§ **Task description**:
In the entries below, find every line with the string "Bulk" and copy it.

§ **Extracted material**:
+++
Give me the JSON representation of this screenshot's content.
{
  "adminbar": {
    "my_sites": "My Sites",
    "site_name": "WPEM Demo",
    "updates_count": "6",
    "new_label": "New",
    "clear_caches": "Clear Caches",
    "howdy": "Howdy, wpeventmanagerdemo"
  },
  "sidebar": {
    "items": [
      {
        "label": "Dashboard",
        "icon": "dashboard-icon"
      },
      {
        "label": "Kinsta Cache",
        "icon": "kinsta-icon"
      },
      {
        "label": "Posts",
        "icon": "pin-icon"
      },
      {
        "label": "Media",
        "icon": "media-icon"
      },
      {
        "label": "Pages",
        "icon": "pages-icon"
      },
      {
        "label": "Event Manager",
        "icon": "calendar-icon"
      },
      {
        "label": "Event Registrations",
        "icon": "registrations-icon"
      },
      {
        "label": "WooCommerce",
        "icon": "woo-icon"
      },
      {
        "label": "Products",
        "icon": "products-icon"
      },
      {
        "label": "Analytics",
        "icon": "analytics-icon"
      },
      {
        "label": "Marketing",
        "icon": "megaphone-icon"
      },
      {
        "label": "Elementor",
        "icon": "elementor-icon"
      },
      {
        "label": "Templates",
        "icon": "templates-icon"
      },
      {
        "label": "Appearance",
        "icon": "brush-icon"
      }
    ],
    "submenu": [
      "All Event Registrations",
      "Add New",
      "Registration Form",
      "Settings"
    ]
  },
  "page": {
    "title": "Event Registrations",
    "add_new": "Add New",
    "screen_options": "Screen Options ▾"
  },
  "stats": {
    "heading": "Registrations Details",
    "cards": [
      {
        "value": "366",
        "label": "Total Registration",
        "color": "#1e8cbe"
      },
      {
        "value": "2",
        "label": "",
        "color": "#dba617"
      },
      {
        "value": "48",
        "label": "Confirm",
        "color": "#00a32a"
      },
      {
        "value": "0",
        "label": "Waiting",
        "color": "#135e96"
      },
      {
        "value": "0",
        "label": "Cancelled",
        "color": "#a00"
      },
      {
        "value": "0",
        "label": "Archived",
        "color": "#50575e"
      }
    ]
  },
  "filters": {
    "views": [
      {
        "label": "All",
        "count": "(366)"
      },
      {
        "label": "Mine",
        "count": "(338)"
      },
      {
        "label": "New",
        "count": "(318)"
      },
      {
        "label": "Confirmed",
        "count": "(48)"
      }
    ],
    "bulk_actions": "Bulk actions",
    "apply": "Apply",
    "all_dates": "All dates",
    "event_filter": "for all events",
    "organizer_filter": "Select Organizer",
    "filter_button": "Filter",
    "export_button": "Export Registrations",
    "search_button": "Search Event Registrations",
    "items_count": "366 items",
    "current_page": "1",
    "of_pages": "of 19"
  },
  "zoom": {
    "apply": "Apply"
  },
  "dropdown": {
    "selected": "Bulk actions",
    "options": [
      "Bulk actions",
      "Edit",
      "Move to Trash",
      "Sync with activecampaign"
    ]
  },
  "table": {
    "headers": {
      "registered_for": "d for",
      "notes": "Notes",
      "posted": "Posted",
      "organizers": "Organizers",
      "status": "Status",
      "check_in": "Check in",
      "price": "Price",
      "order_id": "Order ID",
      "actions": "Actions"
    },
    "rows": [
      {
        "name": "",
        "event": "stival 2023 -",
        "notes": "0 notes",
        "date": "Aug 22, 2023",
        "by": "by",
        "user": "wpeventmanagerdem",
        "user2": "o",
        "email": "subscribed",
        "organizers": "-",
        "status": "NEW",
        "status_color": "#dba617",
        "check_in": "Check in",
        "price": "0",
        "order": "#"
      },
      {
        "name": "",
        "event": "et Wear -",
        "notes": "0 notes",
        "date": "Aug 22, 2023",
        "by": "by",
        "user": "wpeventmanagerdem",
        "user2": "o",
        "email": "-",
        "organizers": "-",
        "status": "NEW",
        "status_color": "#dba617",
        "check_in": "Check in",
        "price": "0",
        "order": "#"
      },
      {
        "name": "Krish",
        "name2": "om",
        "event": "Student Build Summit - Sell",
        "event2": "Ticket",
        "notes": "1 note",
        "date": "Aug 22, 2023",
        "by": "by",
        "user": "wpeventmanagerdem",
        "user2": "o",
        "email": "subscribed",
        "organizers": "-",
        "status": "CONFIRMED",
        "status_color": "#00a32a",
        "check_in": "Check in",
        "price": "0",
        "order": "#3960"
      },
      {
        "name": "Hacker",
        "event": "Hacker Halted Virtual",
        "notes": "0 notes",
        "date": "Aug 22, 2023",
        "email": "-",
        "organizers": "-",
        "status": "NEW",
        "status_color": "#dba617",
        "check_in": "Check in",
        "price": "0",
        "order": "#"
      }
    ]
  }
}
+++
§ **Task answer**:
    "bulk_actions": "Bulk actions",
    "selected": "Bulk actions",
      "Bulk actions",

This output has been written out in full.